However, the other side of the argument goes that we already had a major correction of 20% or more in 2018, which ended barely over a year ago. Every other asset class, whether it be bonds, real estate, private equity or private venture companies, are all at more expensive levels. There is also a lot of money sitting on the side that missed the rally or wants to come back in or is waiting to be put to work. As the aphorism goes, nobody wants to catch a falling knife — that is true. But it is true that liquidity is abundant and the US Federal Reserve is likely to cut rates further to protect demand and the economic expansion.

This leads to the final factor that we must consider, which is the intent and ability of governments and central banks to use policy as a tool to protect the underlying economy and hence the financial markets.

Just look at China. While we are sceptical in general of government and public policy interventions in markets being sustainably beneficial, in the short term fiscal stimulus or support could buoy demand in the economy especially when there is an external shock, and the monetary stimulus is something that clearly does benefit financial markets over the medium term.

The anatomy of a recovery

As individual investors, who are investing for the long term and largely rely on a regular savings plan to build up our wealth and participate in markets, there is one thing that is going in our favour for us historically. It is the fact that over time, the markets are positively skewed to move higher. There is thus an asymmetry between the downside risk and the upside risk. The missed opportunity of not being invested during a rebound is huge. While the corrections or bear markets if we do not succumb to the pressure of selling on the way down, can be overcome through time. We talked about the anatomy of corrections, but we end this piece with two simple charts that show the anatomy of market recoveries when the correction is over.

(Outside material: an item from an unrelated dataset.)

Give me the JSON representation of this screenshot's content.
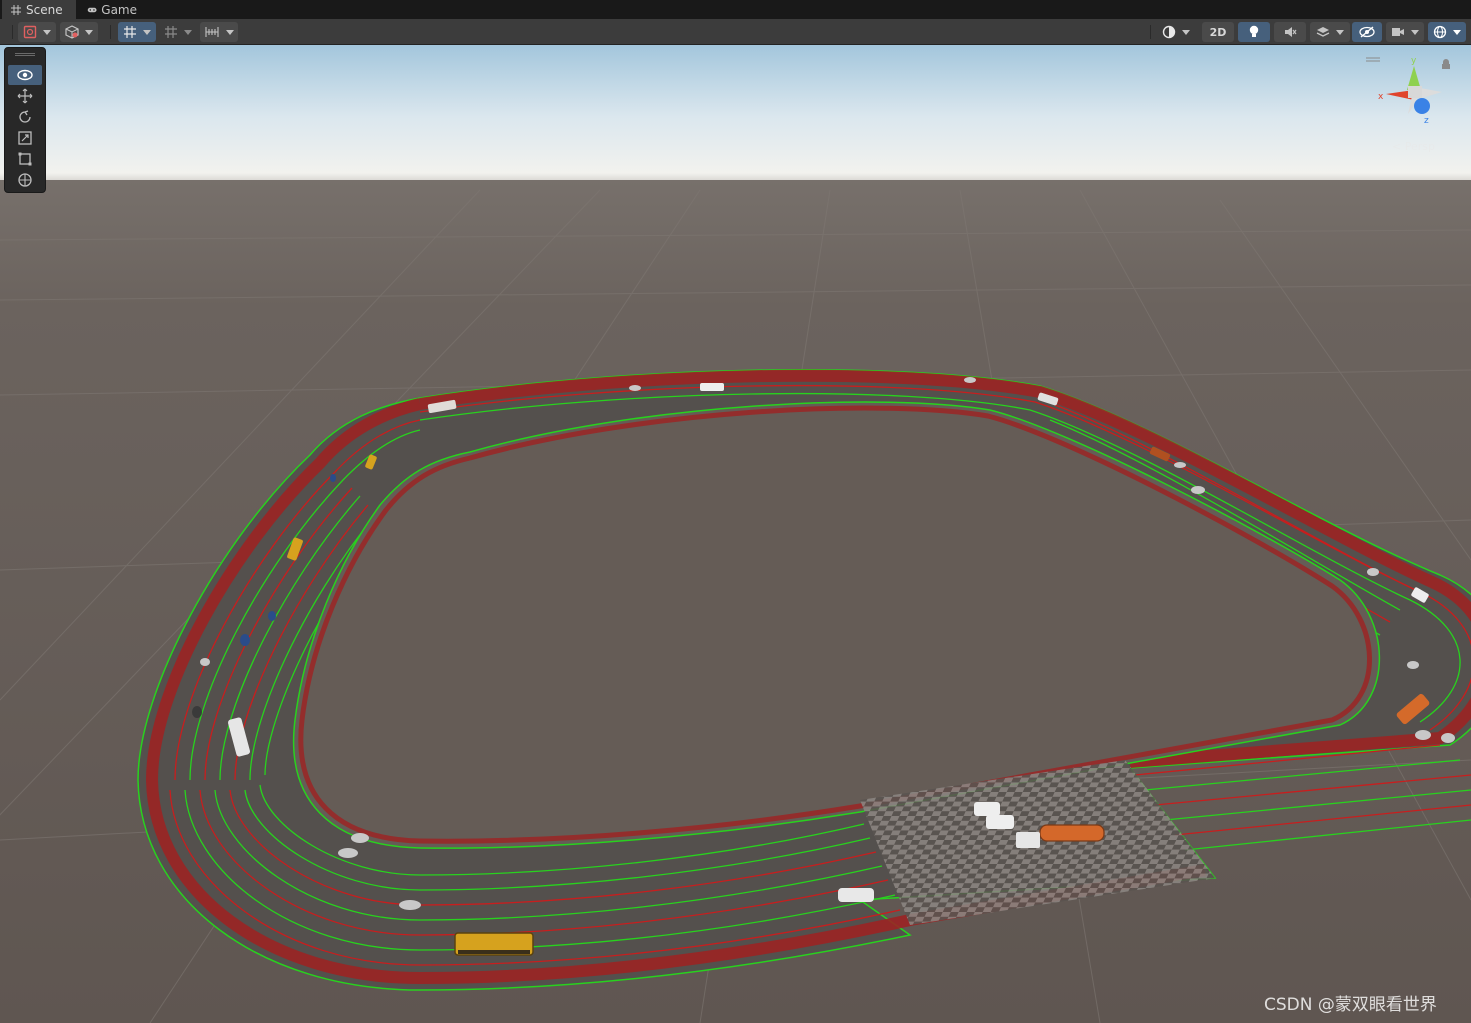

This is probably the most important thing to realise — that there will be a bottom in markets when the correction is over, and the markets invariably will recover. This is something that we must always keep in mind.

The durations varied but on average the correction barring a major bear market, lasted two to four months and it took a similar or shorter period to recover the previous high. If we look at the 23 occasions of 5%+ corrections since 2008, after hitting bottom, on average the markets are up 15% after 12 months and 59% after five years as the below chart shows.

Yes, of course, there is a dispersion of returns and no two recoveries are the same, but we mapped out all 23 corrections and how the market did up to 60 months post the correction ending. We can clearly see the upward sloping chart with returns on average showing between 36–82% during that period.

Once again, we cannot predict how the viral epidemic and the economic playbook will play out. What we do know is when this is over, the above chart is an indication of what is likely to happen to markets in recovery. Instead of trying to time that bottom, we suggest you stick to your investment plan with a risk appetite that you are comfortable stomaching in the near-term and continue to put your savings into the markets regularly so that when we are recovering you are still invested in the markets to enjoy the rebound. It is normally a question of when, and not if. No matter how fast or furious the correction has been.

Samuel Rhee is founding partner, chairman and chief investment officer of Endowus, a FinTech investment platform. He was previously the CEO & CIO at Morgan Stanley Investment Management in Asia.